Devadāna refers to “endowed land”.—When lands were made over to temples as devadāna by kings, chieftains or other local residents, the temple became entitled to collect all the tax from that land. In return the temple also had responsibilities towards that land. [...] The taxes and other income due to the government and that the temple could claim from the devadāna villages and lands included taxes on various professional and trade taxes, water tax and so on.
The history of India traces the identification of countries, villages, towns and other regions of India, as well as mythology, zoology, royal dynasties, rulers, tribes, local festivities and traditions and regional languages. Ancient India enjoyed religious freedom and encourages the path of Dharma, a concept common to Buddhism, Hinduism, and Jainism.
Languages of India and abroad
Kannada-English dictionarySource: Alar: Kannada-English corpus
Dēvadāna (ದೇವದಾನ):—[noun] = ದೇವದಾಯ [devadaya].
Kannada is a Dravidian language (as opposed to the Indo-European language family) mainly spoken in the southwestern region of India.
See also (Relevant definitions)
Starts with: Devadanava.
Full-text (+37): Kushakkanam, Ulgu, Puttaga-vilai, Arikuli, Ilaikkulam, Valamanjadi, Kannittukkanam, Vishakkanam, Tuduval, Padangali, Palli-cchanda, Pannuppaleduppar, Shengudikkanam, Kadirkkanam, Kanigarattigal, Nayadi, Karanadandam, Adikaranadandam, Kuvalaikanam, Manrupadu.
Search found 8 books and stories containing Devadana, Devadāna, Deva-dana, Deva-dāna, Dēvadāna, Dēva-dāna; (plurals include: Devadanas, Devadānas, danas, dānas, Dēvadānas). You can also click to the full overview containing English textual excerpts. Below are direct links for the most relevant articles:
Later Chola Temples (by S. R. Balasubrahmanyam)
Temples in Tiruvengaivasal < [Chapter X - Temples of Rajadhjraja II’s Time]
Temples in Magaral < [Chapter VI - Temples of Kulottunga II’s Time]
Temples in Tiruppalaitturai < [Chapter II - Temples of Kulottunga I’s Time]
Early Chola Temples (by S. R. Balasubrahmanyam)

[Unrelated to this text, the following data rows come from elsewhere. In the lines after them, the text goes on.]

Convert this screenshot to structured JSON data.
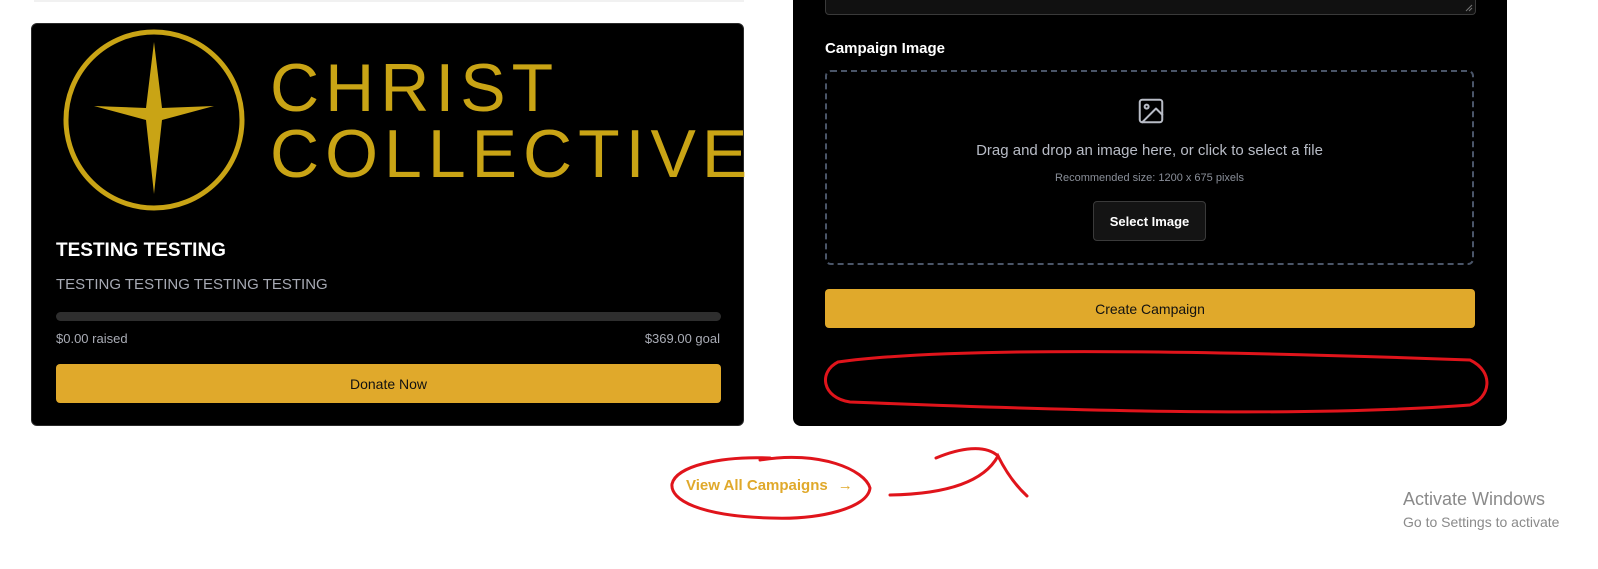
{
  "campaign_card": {
    "brand_line1": "CHRIST",
    "brand_line2": "COLLECTIVE",
    "title": "TESTING TESTING",
    "description": "TESTING TESTING TESTING TESTING",
    "progress_fraction": 0,
    "raised": "$0.00 raised",
    "goal": "$369.00 goal",
    "donate_label": "Donate Now"
  },
  "create_form": {
    "image_label": "Campaign Image",
    "dropzone_text": "Drag and drop an image here, or click to select a file",
    "dropzone_hint": "Recommended size: 1200 x 675 pixels",
    "select_image_label": "Select Image",
    "create_label": "Create Campaign"
  },
  "footer": {
    "view_all_label": "View All Campaigns",
    "view_all_arrow": "→"
  },
  "windows_watermark": {
    "title": "Activate Windows",
    "subtitle": "Go to Settings to activate"
  },
  "colors": {
    "gold": "#e0a92b",
    "logo_gold": "#c9a415",
    "panel_bg": "#000000",
    "annotation_red": "#e0141b"
  },
  "icons": [
    "four-point-star-icon",
    "image-icon",
    "resize-grip-icon",
    "arrow-right-icon"
  ]
}
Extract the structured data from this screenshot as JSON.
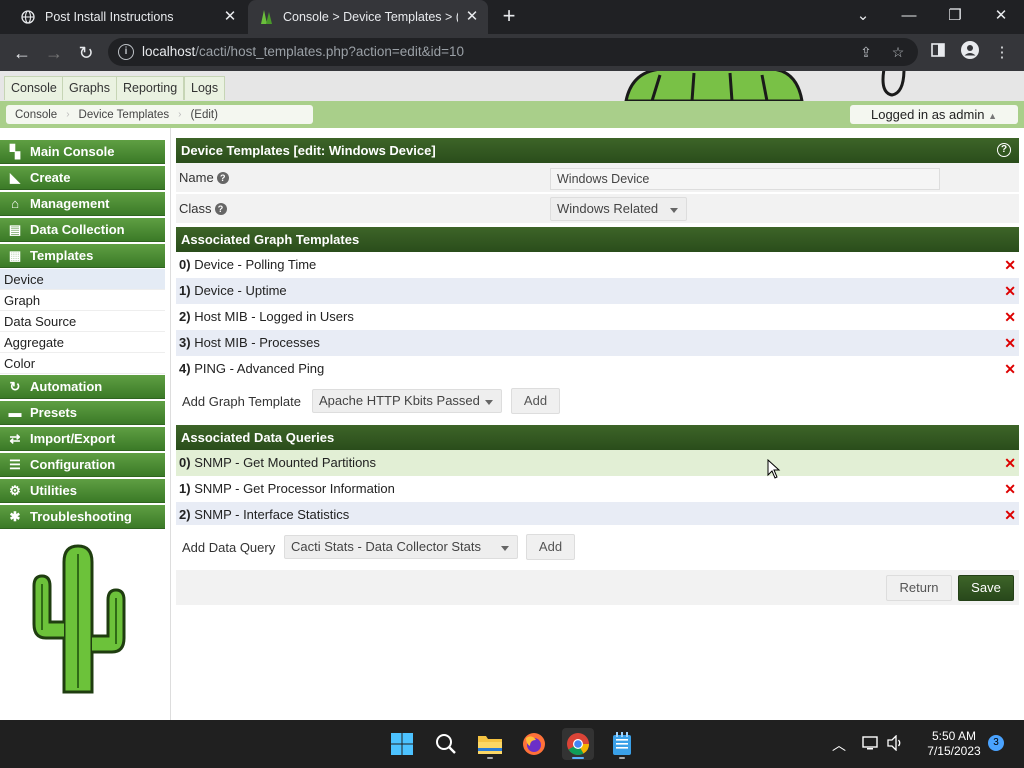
{
  "browser": {
    "tabs": [
      {
        "title": "Post Install Instructions",
        "active": false
      },
      {
        "title": "Console > Device Templates > (Edit)",
        "active": true
      }
    ],
    "url_host": "localhost",
    "url_path": "/cacti/host_templates.php?action=edit&id=10"
  },
  "cacti": {
    "top_tabs": [
      "Console",
      "Graphs",
      "Reporting",
      "Logs"
    ],
    "breadcrumbs": [
      "Console",
      "Device Templates",
      "(Edit)"
    ],
    "user_status": "Logged in as admin"
  },
  "sidebar": {
    "menu": [
      {
        "label": "Main Console",
        "icon": "map-icon"
      },
      {
        "label": "Create",
        "icon": "chart-icon"
      },
      {
        "label": "Management",
        "icon": "home-icon"
      },
      {
        "label": "Data Collection",
        "icon": "database-icon"
      },
      {
        "label": "Templates",
        "icon": "template-icon"
      }
    ],
    "templates_submenu": [
      "Device",
      "Graph",
      "Data Source",
      "Aggregate",
      "Color"
    ],
    "menu_after": [
      {
        "label": "Automation",
        "icon": "refresh-icon"
      },
      {
        "label": "Presets",
        "icon": "preset-icon"
      },
      {
        "label": "Import/Export",
        "icon": "transfer-icon"
      },
      {
        "label": "Configuration",
        "icon": "sliders-icon"
      },
      {
        "label": "Utilities",
        "icon": "cogs-icon"
      },
      {
        "label": "Troubleshooting",
        "icon": "bug-icon"
      }
    ]
  },
  "form": {
    "title": "Device Templates [edit: Windows Device]",
    "name_label": "Name",
    "name_value": "Windows Device",
    "class_label": "Class",
    "class_value": "Windows Related"
  },
  "graph_templates": {
    "title": "Associated Graph Templates",
    "items": [
      {
        "index": "0)",
        "name": "Device - Polling Time"
      },
      {
        "index": "1)",
        "name": "Device - Uptime"
      },
      {
        "index": "2)",
        "name": "Host MIB - Logged in Users"
      },
      {
        "index": "3)",
        "name": "Host MIB - Processes"
      },
      {
        "index": "4)",
        "name": "PING - Advanced Ping"
      }
    ],
    "add_label": "Add Graph Template",
    "add_select": "Apache HTTP Kbits Passed",
    "add_button": "Add"
  },
  "data_queries": {
    "title": "Associated Data Queries",
    "items": [
      {
        "index": "0)",
        "name": "SNMP - Get Mounted Partitions"
      },
      {
        "index": "1)",
        "name": "SNMP - Get Processor Information"
      },
      {
        "index": "2)",
        "name": "SNMP - Interface Statistics"
      }
    ],
    "add_label": "Add Data Query",
    "add_select": "Cacti Stats - Data Collector Stats",
    "add_button": "Add"
  },
  "actions": {
    "return": "Return",
    "save": "Save"
  },
  "taskbar": {
    "time": "5:50 AM",
    "date": "7/15/2023",
    "notifications": "3"
  }
}
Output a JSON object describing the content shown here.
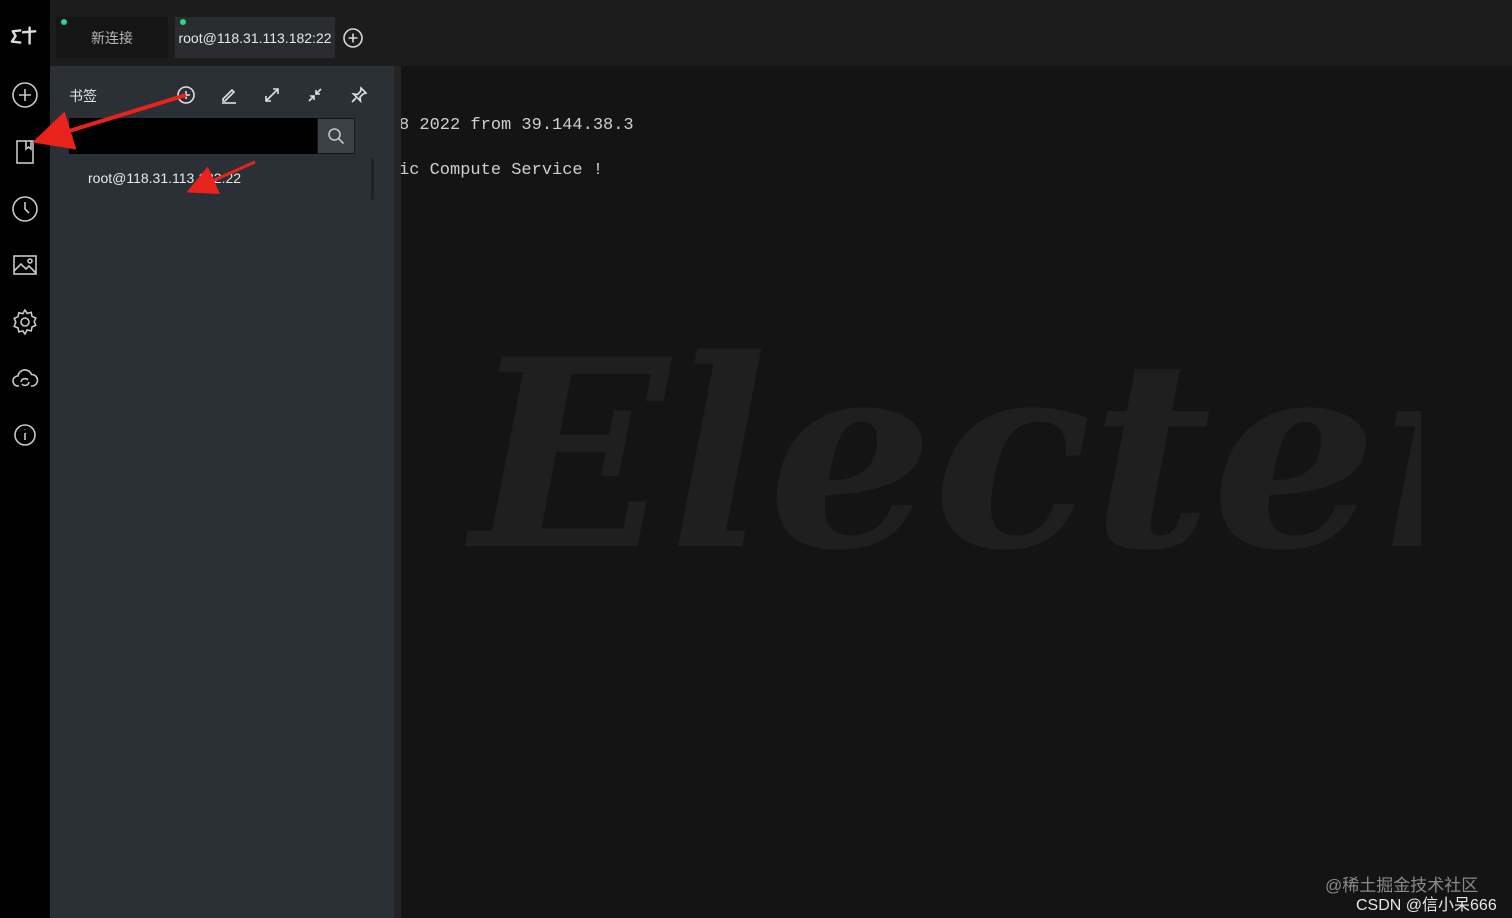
{
  "rail": {
    "logo": "ET",
    "icons": [
      "plus-circle-icon",
      "bookmark-icon",
      "history-icon",
      "image-icon",
      "settings-icon",
      "cloud-sync-icon",
      "info-icon"
    ]
  },
  "tabs": [
    {
      "label": "新连接",
      "status_color": "#2fd58a"
    },
    {
      "label": "root@118.31.113.182:22",
      "status_color": "#2fd58a"
    }
  ],
  "bookmark_panel": {
    "title": "书签",
    "search": {
      "value": "",
      "placeholder": ""
    },
    "items": [
      {
        "label": "root@118.31.113.182:22"
      }
    ]
  },
  "terminal": {
    "lines": [
      "8 2022 from 39.144.38.3",
      "ic Compute Service !"
    ],
    "watermark": "Electerm"
  },
  "overlay": {
    "source_watermark": "@稀土掘金技术社区",
    "author_watermark": "CSDN @信小呆666"
  },
  "colors": {
    "status_dot": "#2fd58a",
    "annotation_arrow": "#e8231c"
  }
}
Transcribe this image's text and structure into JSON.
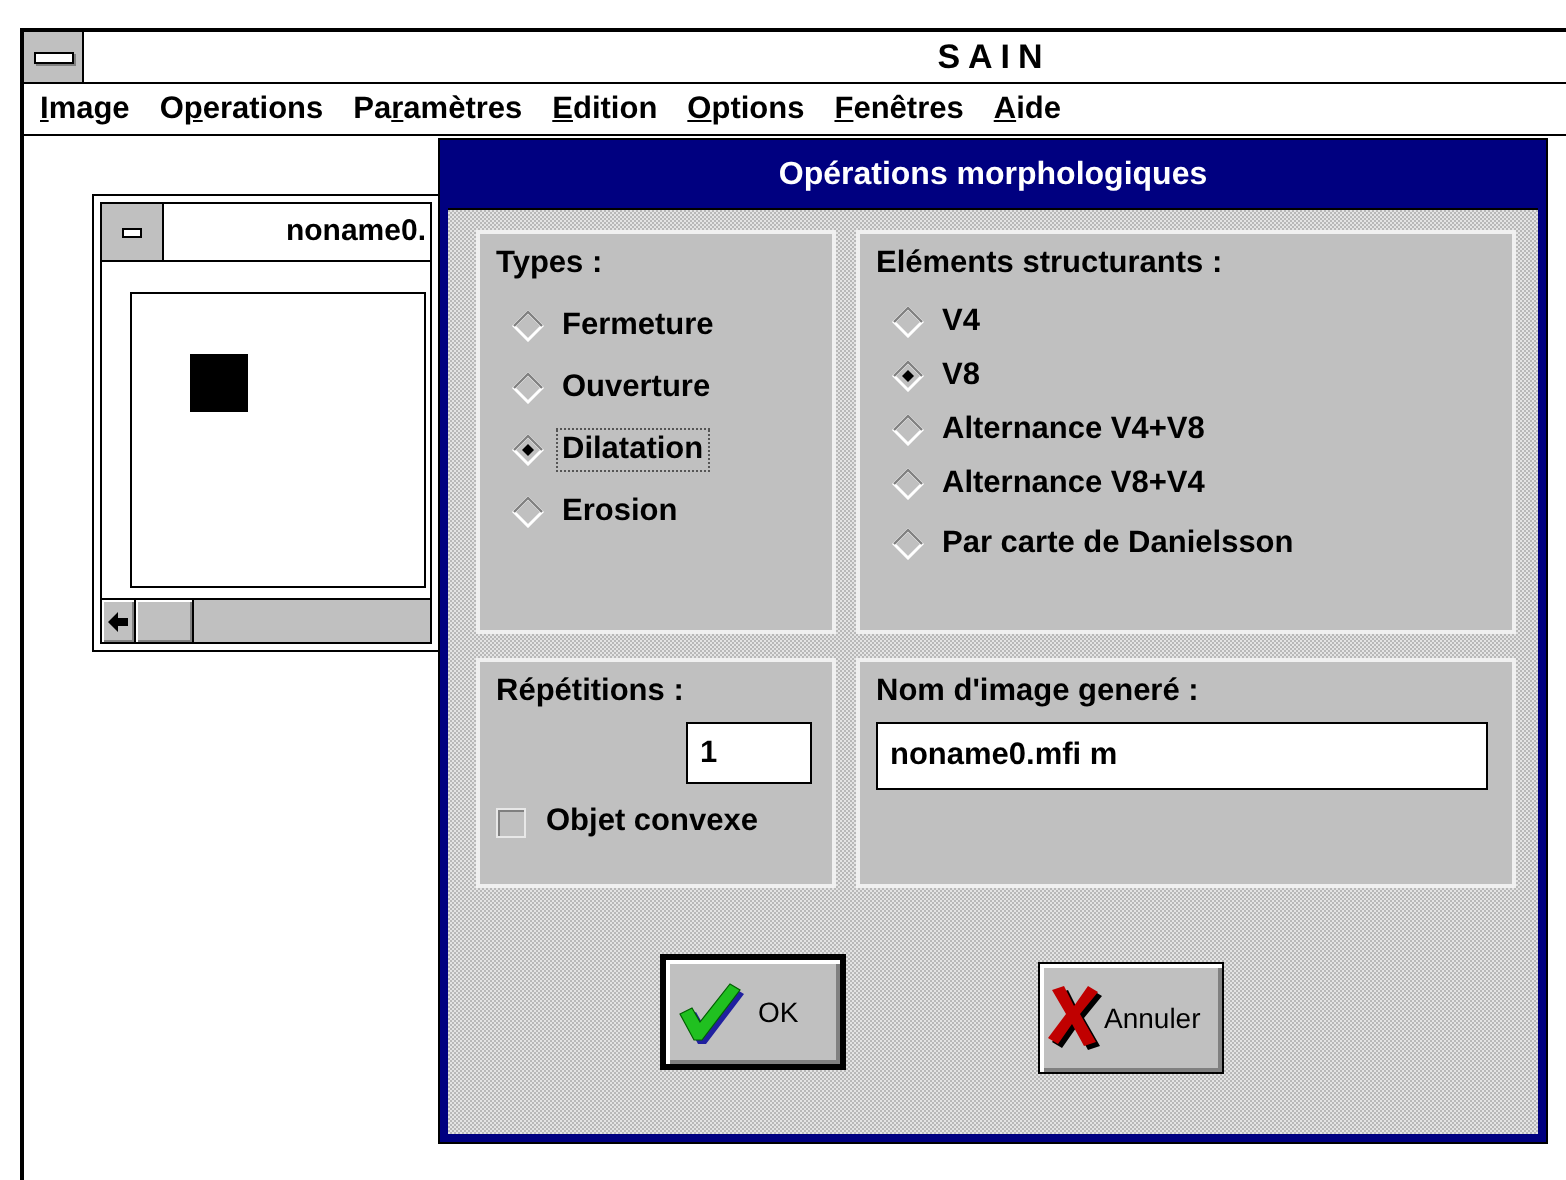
{
  "window": {
    "title": "SAIN"
  },
  "menu": [
    {
      "key": "I",
      "post": "mage"
    },
    {
      "pre": "O",
      "key": "p",
      "post": "erations"
    },
    {
      "pre": "Pa",
      "key": "r",
      "post": "amètres"
    },
    {
      "key": "E",
      "post": "dition"
    },
    {
      "key": "O",
      "post": "ptions"
    },
    {
      "key": "F",
      "post": "enêtres"
    },
    {
      "key": "A",
      "post": "ide"
    }
  ],
  "document_window": {
    "title": "noname0."
  },
  "dialog": {
    "title": "Opérations morphologiques",
    "types": {
      "label": "Types :",
      "options": [
        {
          "label": "Fermeture",
          "selected": false,
          "focused": false
        },
        {
          "label": "Ouverture",
          "selected": false,
          "focused": false
        },
        {
          "label": "Dilatation",
          "selected": true,
          "focused": true
        },
        {
          "label": "Erosion",
          "selected": false,
          "focused": false
        }
      ]
    },
    "structuring_elements": {
      "label": "Eléments structurants :",
      "options": [
        {
          "label": "V4",
          "selected": false
        },
        {
          "label": "V8",
          "selected": true
        },
        {
          "label": "Alternance V4+V8",
          "selected": false
        },
        {
          "label": "Alternance V8+V4",
          "selected": false
        },
        {
          "label": "Par carte de Danielsson",
          "selected": false
        }
      ]
    },
    "repetitions": {
      "label": "Répétitions :",
      "value": "1"
    },
    "convex_object": {
      "label": "Objet convexe",
      "checked": false
    },
    "output_name": {
      "label": "Nom d'image generé :",
      "value": "noname0.mfi m"
    },
    "buttons": [
      {
        "kind": "ok",
        "label": "OK",
        "default": true
      },
      {
        "kind": "cancel",
        "label": "Annuler",
        "default": false
      }
    ]
  }
}
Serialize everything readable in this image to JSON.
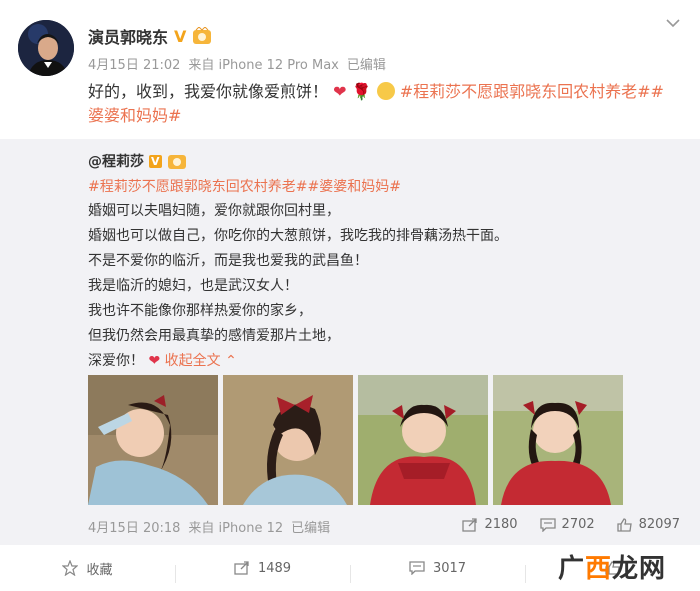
{
  "post": {
    "author": "演员郭晓东",
    "v_badge": "V",
    "time": "4月15日 21:02",
    "source": "来自 iPhone 12 Pro Max",
    "edited": "已编辑",
    "text": "好的，收到，我爱你就像爱煎饼！",
    "topics": "#程莉莎不愿跟郭晓东回农村养老##婆婆和妈妈#"
  },
  "repost": {
    "author": "@程莉莎",
    "v_badge": "V",
    "topics": "#程莉莎不愿跟郭晓东回农村养老##婆婆和妈妈#",
    "lines": [
      "婚姻可以夫唱妇随，爱你就跟你回村里，",
      "婚姻也可以做自己，你吃你的大葱煎饼，我吃我的排骨藕汤热干面。",
      "不是不爱你的临沂，而是我也爱我的武昌鱼！",
      "我是临沂的媳妇，也是武汉女人！",
      "我也许不能像你那样热爱你的家乡，",
      "但我仍然会用最真挚的感情爱那片土地，"
    ],
    "last_line": "深爱你！",
    "collapse": "收起全文",
    "time": "4月15日 20:18",
    "source": "来自 iPhone 12",
    "edited": "已编辑",
    "stats": {
      "forward": "2180",
      "comment": "2702",
      "like": "82097"
    }
  },
  "actions": {
    "favorite": "收藏",
    "forward": "1489",
    "comment": "3017"
  },
  "watermark": {
    "part1": "广",
    "part2": "西",
    "part3": "龙网"
  },
  "colors": {
    "topic": "#eb7350",
    "badge": "#f3a41c",
    "repost_bg": "#f2f2f5",
    "heart": "#e0344b"
  }
}
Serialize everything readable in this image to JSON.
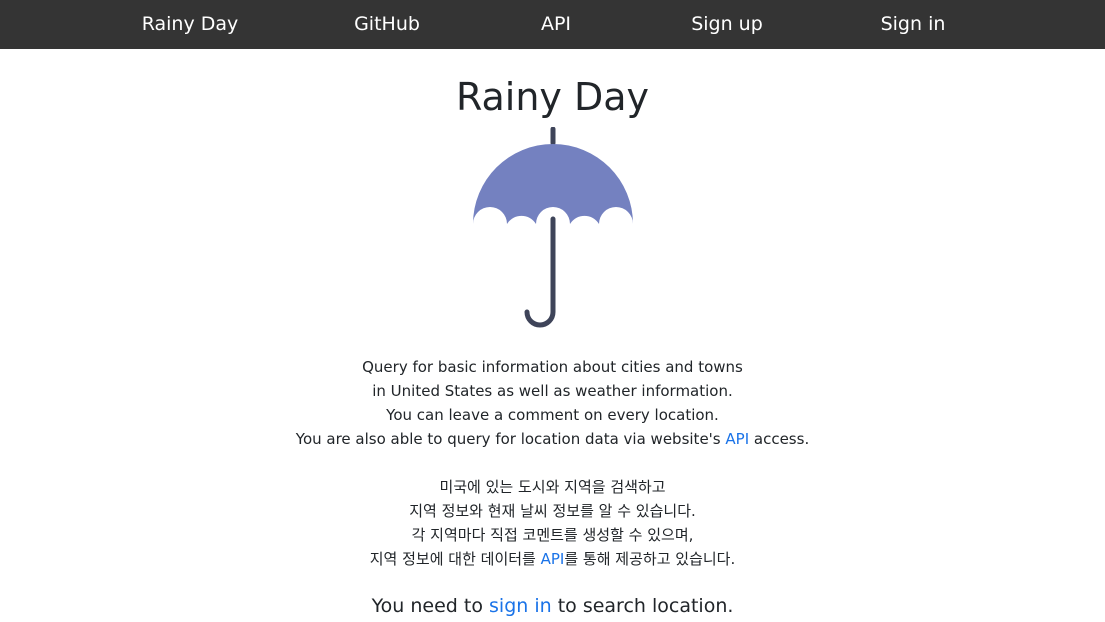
{
  "nav": {
    "brand": "Rainy Day",
    "github": "GitHub",
    "api": "API",
    "signup": "Sign up",
    "signin": "Sign in"
  },
  "main": {
    "title": "Rainy Day",
    "umbrella_icon": "umbrella-icon",
    "umbrella_colors": {
      "canopy": "#7481c0",
      "handle": "#3e4459"
    },
    "description_en": {
      "line1": "Query for basic information about cities and towns",
      "line2": "in United States as well as weather information.",
      "line3": "You can leave a comment on every location.",
      "line4_before": "You are also able to query for location data via website's ",
      "line4_link": "API",
      "line4_after": " access."
    },
    "description_kr": {
      "line1": "미국에 있는 도시와 지역을 검색하고",
      "line2": "지역 정보와 현재 날씨 정보를 알 수 있습니다.",
      "line3": "각 지역마다 직접 코멘트를 생성할 수 있으며,",
      "line4_before": "지역 정보에 대한 데이터를 ",
      "line4_link": "API",
      "line4_after": "를 통해 제공하고 있습니다."
    },
    "signin_prompt": {
      "before": "You need to ",
      "link": "sign in",
      "after": " to search location."
    }
  },
  "colors": {
    "navbar_bg": "#343434",
    "link": "#1a73e8"
  }
}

Temples in Andanallur < [Chapter II - Temples of Parantaka I’s Time]
Temples in Allur < [Chapter II - Temples of Parantaka I’s Time]
Temples in Tirumalpuram (Tirumarpperu) < [Chapter II - Temples of Parantaka I’s Time]
Temples of Munnur (Historical Study) (by R. Muthuraman)
Land Tax, the Economic resource of the Temple < [Chapter 3]
Temple as the maintenance of system < [Chapter 2]
Temples as a place for various administrative officials < [Chapter 2]
Temples in and around Madurantakam (by B. Mekala)
Temple as Landlord < [Chapter 2 - Temples: Role and Influence]
The Wealth of the Temple < [Chapter 2 - Temples: Role and Influence]
Economic Activities < [Chapter 6 - Social and Economic Activities]
Middle Chola Temples (by S. R. Balasubrahmanyam)
Temples in Kolar < [Chapter IV - Temples of Rajendra I’s Time]
Temples In Tiruvaiyaru < [Chapter II - Temples of Rajaraja I’s Time]
Rajadhiraja I (a.d. 1018-1054) < [Chapter V - Successors of Rajendra I (a.d. 1018 to 1070)]
Pallava period (Social and Cultural History) (by S. Krishnamurthy)